[Collection entries]
────────────────────

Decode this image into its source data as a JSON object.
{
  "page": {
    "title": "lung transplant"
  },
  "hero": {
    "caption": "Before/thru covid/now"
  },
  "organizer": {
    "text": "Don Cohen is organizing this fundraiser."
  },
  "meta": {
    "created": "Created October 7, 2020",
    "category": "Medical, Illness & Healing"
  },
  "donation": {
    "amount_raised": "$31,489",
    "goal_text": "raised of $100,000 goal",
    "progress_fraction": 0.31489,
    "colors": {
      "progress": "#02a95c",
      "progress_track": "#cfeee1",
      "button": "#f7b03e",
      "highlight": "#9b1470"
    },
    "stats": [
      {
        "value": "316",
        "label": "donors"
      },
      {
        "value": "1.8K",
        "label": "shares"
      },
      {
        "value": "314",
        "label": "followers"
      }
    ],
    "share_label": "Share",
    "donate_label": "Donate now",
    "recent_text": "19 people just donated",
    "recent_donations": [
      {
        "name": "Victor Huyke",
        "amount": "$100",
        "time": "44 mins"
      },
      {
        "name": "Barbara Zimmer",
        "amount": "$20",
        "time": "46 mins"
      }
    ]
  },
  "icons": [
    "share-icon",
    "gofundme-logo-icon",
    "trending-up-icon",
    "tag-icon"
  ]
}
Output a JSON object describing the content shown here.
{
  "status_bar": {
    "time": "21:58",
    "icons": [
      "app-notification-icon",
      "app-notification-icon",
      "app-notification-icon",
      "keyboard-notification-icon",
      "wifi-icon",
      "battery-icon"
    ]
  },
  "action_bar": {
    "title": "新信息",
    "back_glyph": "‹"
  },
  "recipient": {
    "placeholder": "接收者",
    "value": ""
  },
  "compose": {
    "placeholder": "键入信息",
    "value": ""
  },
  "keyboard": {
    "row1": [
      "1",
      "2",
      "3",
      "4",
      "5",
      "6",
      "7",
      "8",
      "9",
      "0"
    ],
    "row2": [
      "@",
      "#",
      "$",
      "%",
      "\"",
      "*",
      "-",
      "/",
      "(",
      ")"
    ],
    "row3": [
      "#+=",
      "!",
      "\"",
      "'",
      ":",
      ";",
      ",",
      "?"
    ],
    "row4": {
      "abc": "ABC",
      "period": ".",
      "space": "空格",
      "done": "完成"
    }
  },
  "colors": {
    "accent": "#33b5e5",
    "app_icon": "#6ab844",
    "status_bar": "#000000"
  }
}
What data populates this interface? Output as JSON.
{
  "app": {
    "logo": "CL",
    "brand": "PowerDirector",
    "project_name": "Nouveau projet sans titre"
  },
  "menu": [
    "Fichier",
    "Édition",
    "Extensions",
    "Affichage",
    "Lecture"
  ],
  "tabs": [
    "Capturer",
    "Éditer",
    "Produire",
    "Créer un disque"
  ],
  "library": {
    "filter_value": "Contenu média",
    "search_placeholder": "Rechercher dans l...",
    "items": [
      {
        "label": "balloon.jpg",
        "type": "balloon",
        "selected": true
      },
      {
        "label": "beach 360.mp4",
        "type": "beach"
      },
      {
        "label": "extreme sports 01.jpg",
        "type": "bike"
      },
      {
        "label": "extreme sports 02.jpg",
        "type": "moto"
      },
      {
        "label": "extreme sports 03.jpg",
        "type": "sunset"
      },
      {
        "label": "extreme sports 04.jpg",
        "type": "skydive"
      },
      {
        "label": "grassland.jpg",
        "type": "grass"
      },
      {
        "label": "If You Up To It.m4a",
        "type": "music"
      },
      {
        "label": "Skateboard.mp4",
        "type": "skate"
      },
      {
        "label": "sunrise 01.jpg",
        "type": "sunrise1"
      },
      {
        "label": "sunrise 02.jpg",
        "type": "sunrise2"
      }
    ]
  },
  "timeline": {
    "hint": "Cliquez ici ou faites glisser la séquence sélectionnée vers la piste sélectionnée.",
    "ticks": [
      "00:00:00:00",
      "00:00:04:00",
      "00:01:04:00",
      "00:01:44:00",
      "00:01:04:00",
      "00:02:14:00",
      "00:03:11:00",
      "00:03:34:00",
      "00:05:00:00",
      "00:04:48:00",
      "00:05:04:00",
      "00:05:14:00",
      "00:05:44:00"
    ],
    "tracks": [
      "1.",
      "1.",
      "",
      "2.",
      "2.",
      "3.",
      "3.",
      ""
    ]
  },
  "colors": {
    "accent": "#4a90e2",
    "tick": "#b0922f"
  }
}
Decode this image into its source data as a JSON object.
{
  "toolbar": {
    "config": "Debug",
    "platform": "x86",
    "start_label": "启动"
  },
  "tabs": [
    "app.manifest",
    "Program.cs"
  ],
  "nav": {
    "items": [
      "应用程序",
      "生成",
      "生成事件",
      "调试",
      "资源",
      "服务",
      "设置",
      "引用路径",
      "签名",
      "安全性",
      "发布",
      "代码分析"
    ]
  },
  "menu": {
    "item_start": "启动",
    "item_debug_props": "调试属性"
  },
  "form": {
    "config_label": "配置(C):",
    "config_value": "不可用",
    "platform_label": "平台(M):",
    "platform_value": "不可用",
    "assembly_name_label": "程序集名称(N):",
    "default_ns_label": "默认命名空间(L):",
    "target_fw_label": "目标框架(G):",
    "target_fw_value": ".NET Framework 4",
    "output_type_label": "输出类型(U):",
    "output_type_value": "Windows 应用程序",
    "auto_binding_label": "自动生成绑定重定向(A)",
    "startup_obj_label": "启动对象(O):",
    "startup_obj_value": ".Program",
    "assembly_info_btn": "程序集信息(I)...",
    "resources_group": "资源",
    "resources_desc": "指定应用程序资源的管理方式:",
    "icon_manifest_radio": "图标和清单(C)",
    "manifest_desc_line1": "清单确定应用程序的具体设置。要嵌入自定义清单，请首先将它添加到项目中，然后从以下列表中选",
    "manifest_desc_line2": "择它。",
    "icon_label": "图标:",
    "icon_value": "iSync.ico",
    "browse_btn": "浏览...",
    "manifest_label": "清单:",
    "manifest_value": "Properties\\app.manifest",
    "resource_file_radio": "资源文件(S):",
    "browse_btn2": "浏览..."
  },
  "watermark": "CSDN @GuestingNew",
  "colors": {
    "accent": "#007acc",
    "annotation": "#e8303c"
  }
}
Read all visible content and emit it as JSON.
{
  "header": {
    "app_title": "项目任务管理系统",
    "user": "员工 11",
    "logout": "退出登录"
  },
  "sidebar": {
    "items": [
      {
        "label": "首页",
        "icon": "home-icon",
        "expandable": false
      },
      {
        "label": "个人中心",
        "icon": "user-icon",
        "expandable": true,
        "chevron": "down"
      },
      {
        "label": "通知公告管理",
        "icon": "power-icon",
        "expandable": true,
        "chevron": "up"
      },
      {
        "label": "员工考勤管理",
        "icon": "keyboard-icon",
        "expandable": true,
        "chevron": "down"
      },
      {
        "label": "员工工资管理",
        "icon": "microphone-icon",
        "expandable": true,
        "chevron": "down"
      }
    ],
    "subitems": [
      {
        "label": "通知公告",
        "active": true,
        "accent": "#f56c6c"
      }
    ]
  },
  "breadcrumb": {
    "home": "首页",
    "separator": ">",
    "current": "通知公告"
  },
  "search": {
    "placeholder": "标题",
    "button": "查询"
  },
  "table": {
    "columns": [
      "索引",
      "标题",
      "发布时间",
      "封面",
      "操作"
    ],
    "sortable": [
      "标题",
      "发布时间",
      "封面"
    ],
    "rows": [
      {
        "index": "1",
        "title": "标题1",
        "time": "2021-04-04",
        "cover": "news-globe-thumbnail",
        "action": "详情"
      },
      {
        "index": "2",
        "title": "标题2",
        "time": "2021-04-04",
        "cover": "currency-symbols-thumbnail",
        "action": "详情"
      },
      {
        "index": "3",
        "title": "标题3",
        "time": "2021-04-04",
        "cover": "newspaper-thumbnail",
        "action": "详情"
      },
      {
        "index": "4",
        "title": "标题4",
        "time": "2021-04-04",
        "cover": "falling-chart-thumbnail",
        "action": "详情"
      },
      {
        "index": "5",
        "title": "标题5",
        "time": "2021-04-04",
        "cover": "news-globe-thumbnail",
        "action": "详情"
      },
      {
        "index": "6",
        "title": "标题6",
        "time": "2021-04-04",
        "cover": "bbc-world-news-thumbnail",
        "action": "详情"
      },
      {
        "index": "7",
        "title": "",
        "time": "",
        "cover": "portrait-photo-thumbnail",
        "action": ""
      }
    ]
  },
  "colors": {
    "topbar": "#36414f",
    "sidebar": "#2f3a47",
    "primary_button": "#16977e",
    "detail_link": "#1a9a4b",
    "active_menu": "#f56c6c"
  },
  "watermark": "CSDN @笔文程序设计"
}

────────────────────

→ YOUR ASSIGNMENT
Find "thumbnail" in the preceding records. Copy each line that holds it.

→ EXERCISE OUTPUT
        "cover": "news-globe-thumbnail",
        "cover": "currency-symbols-thumbnail",
        "cover": "newspaper-thumbnail",
        "cover": "falling-chart-thumbnail",
        "cover": "news-globe-thumbnail",
        "cover": "bbc-world-news-thumbnail",
        "cover": "portrait-photo-thumbnail",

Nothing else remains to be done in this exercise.